That could apply to the city's riverfront, which began transitioning from next to nothing with the opening of the Tennessee Aquarium in 1992 to the completion of a $120 million 21st Century Waterfront Project during the mayoral administration of Bob Corker more than 15 years ago.
River City Co., the nonprofit downtown redevelopment group, wants to be sure there's no "finished" at the riverfront, so it commissioned a study — One Riverfront Chattanooga — to see what might be done. A planning firm, MKSK, was hired to conduct the planning process. On Wednesday, the public got an opportunity to weigh in.
Many of the comments in the meeting in one way or another involved transportation, whether by foot, personal vehicle or public transportation. If it's easier to get to the riverfront, it stands to reason more people will come.
Parking, especially during times of the year when more tourists are in the area, is difficult, many noted. Riverfront Parkway and Fourth Street are pedestrian impediments or, at the least, nuisances. Public transportation options could be enhanced.
Retail stores attractive both to residents who live near the river and to those who are visiting also were suggested.
Complicating the future is that the Chattanooga Lookouts, the city's minor league baseball team which plays at AT&T Field on nearby Hawk Hill, are in a state of flux. A study says minor league baseball needs to contract, and Chattanooga's team has been eyed as one of the teams that could be eliminated.
That potential emerged amid talk that has persisted for several years that a new stadium for the team could be built in a transformed South Broad district that once held U.S. Pipe and Wheland foundry.
Some say a new stadium at a new site would increase the odds the team could stay, but whether the team stays or goes, the current stadium location eventually would become prime real estate and be a part of any riverfront plan going forward.
But the Lookouts will remain at AT&T Field at least for the 2020 season and so will not figure in the initial riverfront plan that will be submitted this summer.
What does figure in the plan near the riverfront is a $1.5 million remake of First Street into what River City officials call "an art promenade experience" along First Street between Market and Cherry streets. Heavy landscaping and interactive art pieces will replace the "people mover" that was put in place as part of the early 2000s waterfront project, but which seemed to be out of commission more than it worked.
The idea of the people mover was to help people move up the hill from the aquarium plaza area to the Bluff View Arts District. That still will be the goal of the art installation, which has been dubbed "The Scramble."

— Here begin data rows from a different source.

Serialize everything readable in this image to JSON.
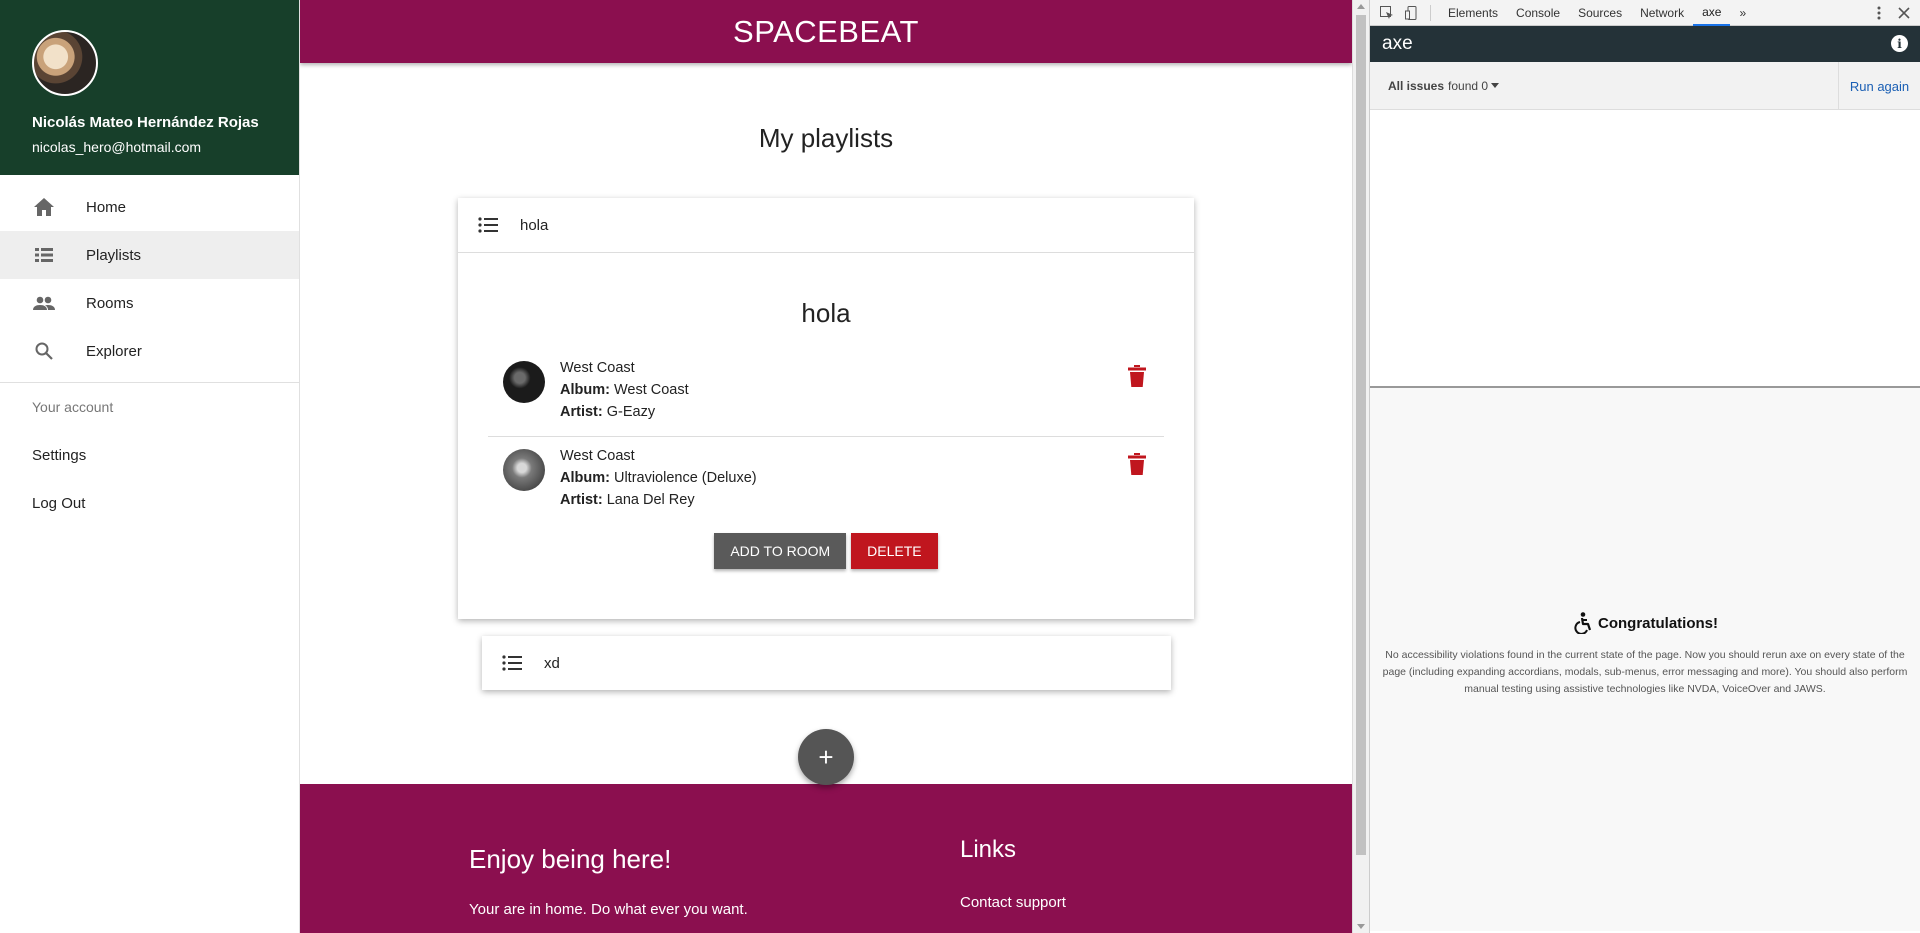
{
  "sidebar": {
    "user_name": "Nicolás Mateo Hernández Rojas",
    "user_email": "nicolas_hero@hotmail.com",
    "nav": [
      {
        "label": "Home",
        "icon": "home-icon"
      },
      {
        "label": "Playlists",
        "icon": "list-icon"
      },
      {
        "label": "Rooms",
        "icon": "people-icon"
      },
      {
        "label": "Explorer",
        "icon": "search-icon"
      }
    ],
    "account_label": "Your account",
    "settings_label": "Settings",
    "logout_label": "Log Out"
  },
  "header": {
    "title": "SPACEBEAT"
  },
  "main": {
    "heading": "My playlists",
    "playlists": [
      {
        "name": "hola",
        "title": "hola",
        "tracks": [
          {
            "title": "West Coast",
            "album_label": "Album:",
            "album": "West Coast",
            "artist_label": "Artist:",
            "artist": "G-Eazy"
          },
          {
            "title": "West Coast",
            "album_label": "Album:",
            "album": "Ultraviolence (Deluxe)",
            "artist_label": "Artist:",
            "artist": "Lana Del Rey"
          }
        ],
        "add_to_room_label": "ADD TO ROOM",
        "delete_label": "DELETE"
      },
      {
        "name": "xd"
      }
    ],
    "fab_label": "+"
  },
  "footer": {
    "title": "Enjoy being here!",
    "text": "Your are in home. Do what ever you want.",
    "links_title": "Links",
    "contact_support": "Contact support"
  },
  "devtools": {
    "tabs": [
      "Elements",
      "Console",
      "Sources",
      "Network",
      "axe"
    ],
    "active_tab": "axe",
    "overflow": "»",
    "axe": {
      "title": "axe",
      "issues_label": "All issues",
      "issues_found": "found 0",
      "run_again": "Run again",
      "congrats_title": "Congratulations!",
      "congrats_text": "No accessibility violations found in the current state of the page. Now you should rerun axe on every state of the page (including expanding accordians, modals, sub-menus, error messaging and more). You should also perform manual testing using assistive technologies like NVDA, VoiceOver and JAWS."
    }
  },
  "colors": {
    "header": "#8b0f4f",
    "sidebar_header": "#173f2a",
    "delete": "#c0161e",
    "button_grey": "#5a5a5a"
  }
}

The assemblage may not be the only scramble in the area if some participants at the meeting have their way, though. Among the suggestions Wednesday was a traffic scramble at the corner of Fourth and Market streets. What that involves is an all-way traffic signal stop that allows pedestrians to maneuver across either street or diagonally across the wide and busy intersection at the same time.
The other wide and busy impediment in the area is Riverfront Parkway, and suggestions were made that traffic there be restricted or that ways be found for pedestrians to avoid it.

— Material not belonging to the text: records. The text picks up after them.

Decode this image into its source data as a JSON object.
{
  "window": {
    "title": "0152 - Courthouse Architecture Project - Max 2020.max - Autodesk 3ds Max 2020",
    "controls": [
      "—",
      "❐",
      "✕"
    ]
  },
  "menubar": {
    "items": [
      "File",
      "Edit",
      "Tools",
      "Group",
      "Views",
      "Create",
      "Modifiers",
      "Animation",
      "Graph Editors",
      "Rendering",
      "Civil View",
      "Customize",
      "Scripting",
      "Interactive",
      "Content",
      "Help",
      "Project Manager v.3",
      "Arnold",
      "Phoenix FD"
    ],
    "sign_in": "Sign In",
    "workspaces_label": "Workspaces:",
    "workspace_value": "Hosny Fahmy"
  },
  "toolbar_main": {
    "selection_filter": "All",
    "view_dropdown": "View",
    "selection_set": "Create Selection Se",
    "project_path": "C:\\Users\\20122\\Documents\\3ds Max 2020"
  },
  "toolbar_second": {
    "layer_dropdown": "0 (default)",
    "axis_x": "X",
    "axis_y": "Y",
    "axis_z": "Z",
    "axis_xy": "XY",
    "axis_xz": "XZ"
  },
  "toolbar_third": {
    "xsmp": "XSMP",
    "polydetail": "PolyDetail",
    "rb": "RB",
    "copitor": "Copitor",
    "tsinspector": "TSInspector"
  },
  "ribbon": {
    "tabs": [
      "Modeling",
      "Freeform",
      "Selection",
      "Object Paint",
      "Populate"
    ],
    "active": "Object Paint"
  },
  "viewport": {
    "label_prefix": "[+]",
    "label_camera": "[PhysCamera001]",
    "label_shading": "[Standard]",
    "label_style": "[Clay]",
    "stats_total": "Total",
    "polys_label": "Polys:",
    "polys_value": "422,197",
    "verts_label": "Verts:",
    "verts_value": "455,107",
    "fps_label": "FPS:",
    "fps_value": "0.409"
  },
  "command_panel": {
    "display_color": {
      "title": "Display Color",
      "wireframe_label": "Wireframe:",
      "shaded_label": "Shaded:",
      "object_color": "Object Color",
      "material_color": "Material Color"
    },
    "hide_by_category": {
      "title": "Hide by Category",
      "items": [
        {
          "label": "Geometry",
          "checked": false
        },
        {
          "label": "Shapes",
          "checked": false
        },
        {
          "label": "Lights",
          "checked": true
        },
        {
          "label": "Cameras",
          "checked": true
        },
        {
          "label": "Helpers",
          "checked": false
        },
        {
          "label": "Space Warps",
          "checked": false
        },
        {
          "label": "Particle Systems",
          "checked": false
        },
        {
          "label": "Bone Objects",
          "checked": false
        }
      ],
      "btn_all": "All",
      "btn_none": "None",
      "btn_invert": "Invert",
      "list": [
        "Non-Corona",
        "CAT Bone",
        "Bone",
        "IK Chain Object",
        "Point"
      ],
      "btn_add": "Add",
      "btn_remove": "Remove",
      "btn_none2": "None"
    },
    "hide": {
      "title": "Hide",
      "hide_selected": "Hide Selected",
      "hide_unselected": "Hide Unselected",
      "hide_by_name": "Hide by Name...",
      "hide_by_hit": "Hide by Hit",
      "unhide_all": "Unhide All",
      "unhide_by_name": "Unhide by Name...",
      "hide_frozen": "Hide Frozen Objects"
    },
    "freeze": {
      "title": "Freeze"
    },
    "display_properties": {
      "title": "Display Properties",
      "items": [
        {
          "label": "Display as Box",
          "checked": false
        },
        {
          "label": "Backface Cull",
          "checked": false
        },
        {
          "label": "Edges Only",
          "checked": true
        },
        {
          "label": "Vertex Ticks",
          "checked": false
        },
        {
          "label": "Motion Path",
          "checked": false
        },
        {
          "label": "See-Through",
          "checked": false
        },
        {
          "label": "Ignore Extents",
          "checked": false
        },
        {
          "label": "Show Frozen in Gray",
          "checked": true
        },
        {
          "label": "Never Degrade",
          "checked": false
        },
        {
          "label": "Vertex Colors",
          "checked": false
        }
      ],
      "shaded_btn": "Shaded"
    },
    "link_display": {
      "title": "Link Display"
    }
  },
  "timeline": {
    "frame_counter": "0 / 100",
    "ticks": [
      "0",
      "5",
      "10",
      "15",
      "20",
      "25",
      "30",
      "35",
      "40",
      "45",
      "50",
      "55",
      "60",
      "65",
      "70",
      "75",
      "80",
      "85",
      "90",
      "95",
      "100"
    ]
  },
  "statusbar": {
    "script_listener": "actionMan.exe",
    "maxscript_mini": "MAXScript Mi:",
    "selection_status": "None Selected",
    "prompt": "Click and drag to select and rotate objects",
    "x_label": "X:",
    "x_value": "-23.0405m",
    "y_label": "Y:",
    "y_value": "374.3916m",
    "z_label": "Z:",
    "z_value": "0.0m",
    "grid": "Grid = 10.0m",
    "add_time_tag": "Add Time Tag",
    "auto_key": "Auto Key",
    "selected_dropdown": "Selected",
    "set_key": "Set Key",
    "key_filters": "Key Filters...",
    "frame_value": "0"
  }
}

Parking, the bete noire of downtown visitors, is not easily solved. But Accountability for Taxpayer Money organization founder Helen Burns Sharp had a few email suggestions for the group. Among those was to make to make drivers more aware of the two parking garages in the area and even to make them free on nights or the weekend, as Knoxville has done in some of its city-owned garages.

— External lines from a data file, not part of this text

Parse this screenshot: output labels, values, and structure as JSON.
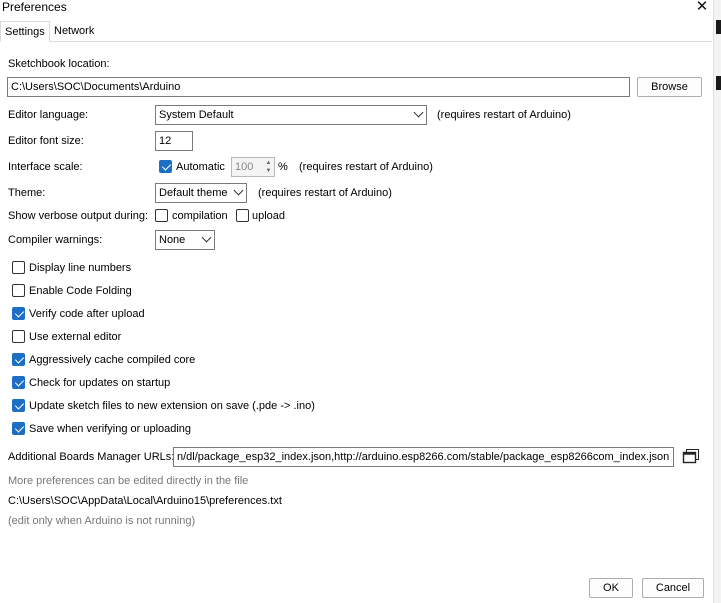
{
  "window": {
    "title": "Preferences"
  },
  "tabs": [
    {
      "label": "Settings"
    },
    {
      "label": "Network"
    }
  ],
  "sketchbook": {
    "label": "Sketchbook location:",
    "value": "C:\\Users\\SOC\\Documents\\Arduino",
    "browse_label": "Browse"
  },
  "editor_language": {
    "label": "Editor language:",
    "value": "System Default",
    "note": "(requires restart of Arduino)"
  },
  "font_size": {
    "label": "Editor font size:",
    "value": "12"
  },
  "interface_scale": {
    "label": "Interface scale:",
    "automatic_label": "Automatic",
    "automatic_checked": true,
    "value": "100",
    "unit": "%",
    "note": "(requires restart of Arduino)"
  },
  "theme": {
    "label": "Theme:",
    "value": "Default theme",
    "note": "(requires restart of Arduino)"
  },
  "verbose": {
    "label": "Show verbose output during:",
    "compilation_label": "compilation",
    "compilation_checked": false,
    "upload_label": "upload",
    "upload_checked": false
  },
  "compiler_warnings": {
    "label": "Compiler warnings:",
    "value": "None"
  },
  "options": [
    {
      "label": "Display line numbers",
      "checked": false
    },
    {
      "label": "Enable Code Folding",
      "checked": false
    },
    {
      "label": "Verify code after upload",
      "checked": true
    },
    {
      "label": "Use external editor",
      "checked": false
    },
    {
      "label": "Aggressively cache compiled core",
      "checked": true
    },
    {
      "label": "Check for updates on startup",
      "checked": true
    },
    {
      "label": "Update sketch files to new extension on save (.pde -> .ino)",
      "checked": true
    },
    {
      "label": "Save when verifying or uploading",
      "checked": true
    }
  ],
  "boards_manager": {
    "label": "Additional Boards Manager URLs:",
    "value": "n/dl/package_esp32_index.json,http://arduino.esp8266.com/stable/package_esp8266com_index.json",
    "button_icon": "window-copy-icon"
  },
  "footer": {
    "more_info": "More preferences can be edited directly in the file",
    "path": "C:\\Users\\SOC\\AppData\\Local\\Arduino15\\preferences.txt",
    "note": "(edit only when Arduino is not running)"
  },
  "actions": {
    "ok_label": "OK",
    "cancel_label": "Cancel"
  },
  "colors": {
    "accent": "#1c6fc4",
    "border": "#7a7a7a",
    "muted_text": "#777777"
  }
}
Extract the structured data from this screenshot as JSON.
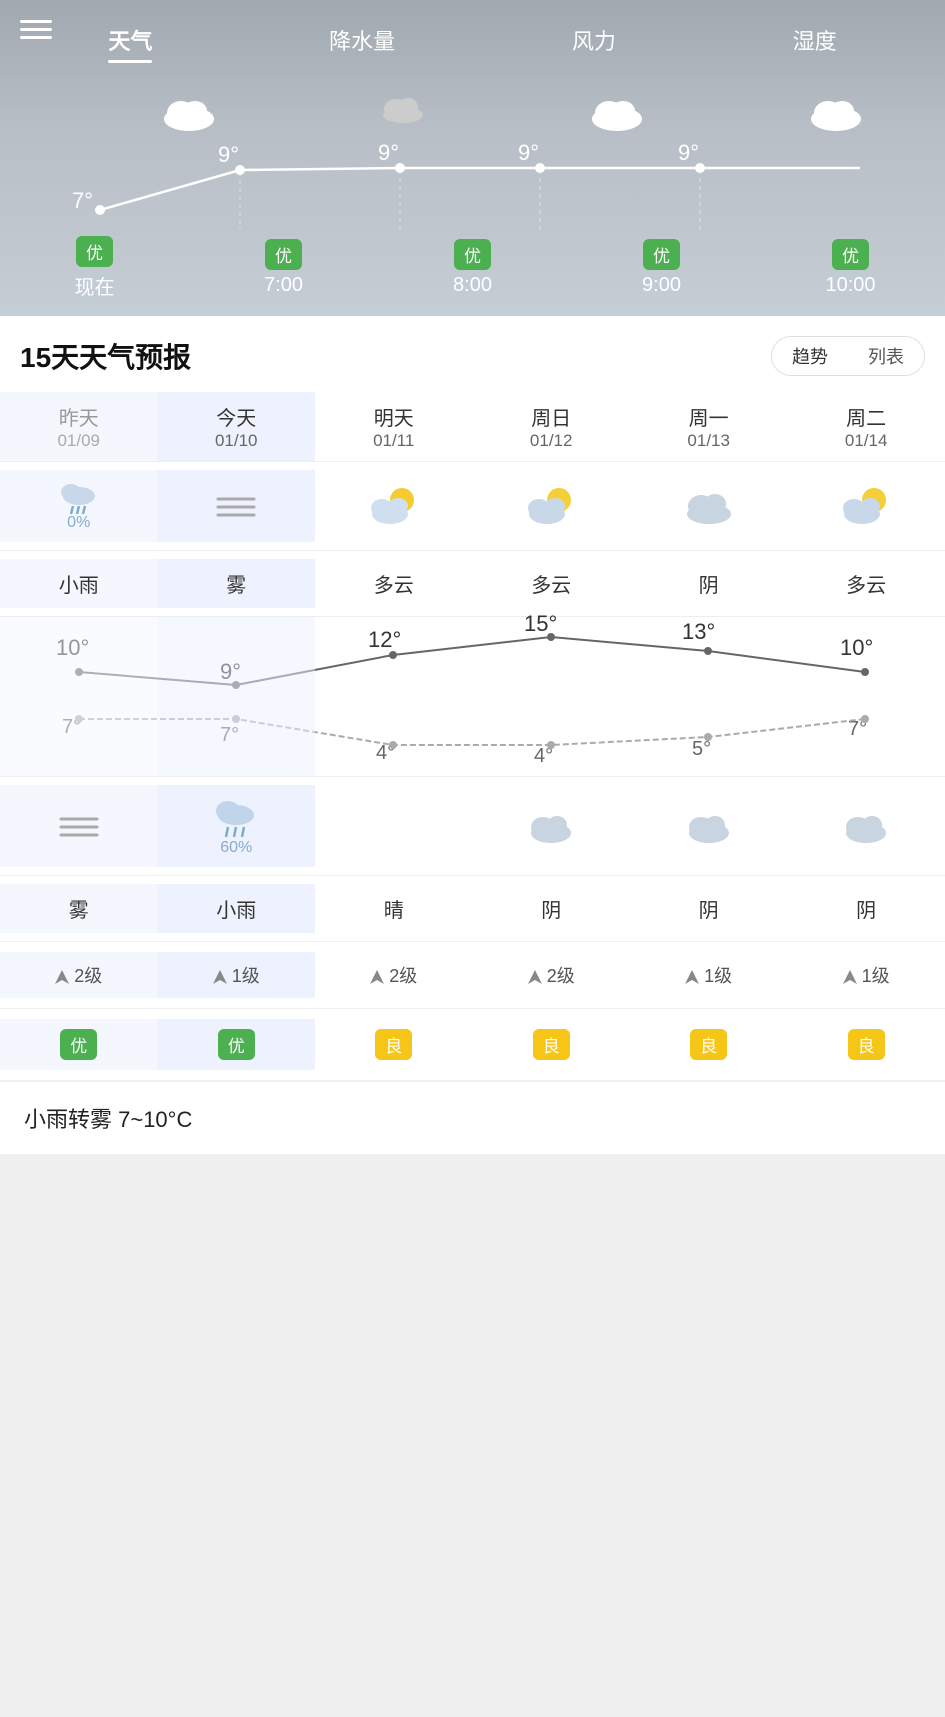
{
  "tabs": [
    {
      "label": "天气",
      "active": true
    },
    {
      "label": "降水量",
      "active": false
    },
    {
      "label": "风力",
      "active": false
    },
    {
      "label": "湿度",
      "active": false
    }
  ],
  "hourly": [
    {
      "time": "现在",
      "temp": "7°",
      "aqi": "优",
      "icon": "cloud"
    },
    {
      "time": "7:00",
      "temp": "9°",
      "aqi": "优",
      "icon": "cloud"
    },
    {
      "time": "8:00",
      "temp": "9°",
      "aqi": "优",
      "icon": "cloud-small"
    },
    {
      "time": "9:00",
      "temp": "9°",
      "aqi": "优",
      "icon": "cloud"
    },
    {
      "time": "10:00",
      "temp": "9°",
      "aqi": "优",
      "icon": "cloud"
    }
  ],
  "forecast_title": "15天天气预报",
  "view_trend": "趋势",
  "view_list": "列表",
  "days": [
    {
      "name": "昨天",
      "date": "01/09",
      "weather_day": "小雨",
      "weather_night": "雾",
      "high": 10,
      "low": 7,
      "precip": "0%",
      "wind": "2级",
      "aqi": "优",
      "aqi_color": "green",
      "icon_day": "rain",
      "icon_night": "fog"
    },
    {
      "name": "今天",
      "date": "01/10",
      "weather_day": "雾",
      "weather_night": "小雨",
      "high": 9,
      "low": 7,
      "precip": "60%",
      "wind": "1级",
      "aqi": "优",
      "aqi_color": "green",
      "icon_day": "fog-lines",
      "icon_night": "rain-cloud"
    },
    {
      "name": "明天",
      "date": "01/11",
      "weather_day": "多云",
      "weather_night": "晴",
      "high": 12,
      "low": 4,
      "precip": "",
      "wind": "2级",
      "aqi": "良",
      "aqi_color": "yellow",
      "icon_day": "partly-cloudy",
      "icon_night": "moon"
    },
    {
      "name": "周日",
      "date": "01/12",
      "weather_day": "多云",
      "weather_night": "阴",
      "high": 15,
      "low": 4,
      "precip": "",
      "wind": "2级",
      "aqi": "良",
      "aqi_color": "yellow",
      "icon_day": "partly-cloudy2",
      "icon_night": "cloud-gray"
    },
    {
      "name": "周一",
      "date": "01/13",
      "weather_day": "阴",
      "weather_night": "阴",
      "high": 13,
      "low": 5,
      "precip": "",
      "wind": "1级",
      "aqi": "良",
      "aqi_color": "yellow",
      "icon_day": "cloudy",
      "icon_night": "cloud-gray"
    },
    {
      "name": "周二",
      "date": "01/14",
      "weather_day": "多云",
      "weather_night": "阴",
      "high": 10,
      "low": 7,
      "precip": "",
      "wind": "1级",
      "aqi": "良",
      "aqi_color": "yellow",
      "icon_day": "partly-cloudy3",
      "icon_night": "cloud-gray"
    }
  ],
  "bottom_bar": "小雨转雾  7~10°C"
}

None of those suggestions on its own is likely to create a spike in tourism in the riverfront district. However, any thoughtful improvements to pedestrian mobility, safety and ease of parking will send a further signal that Chattanooga's downtown welcomes residents and visitors. That, in turn, will tell entrepreneurs and restaurateurs that the district is again a place in which to invest. That would be music to River City Co. officials' ears.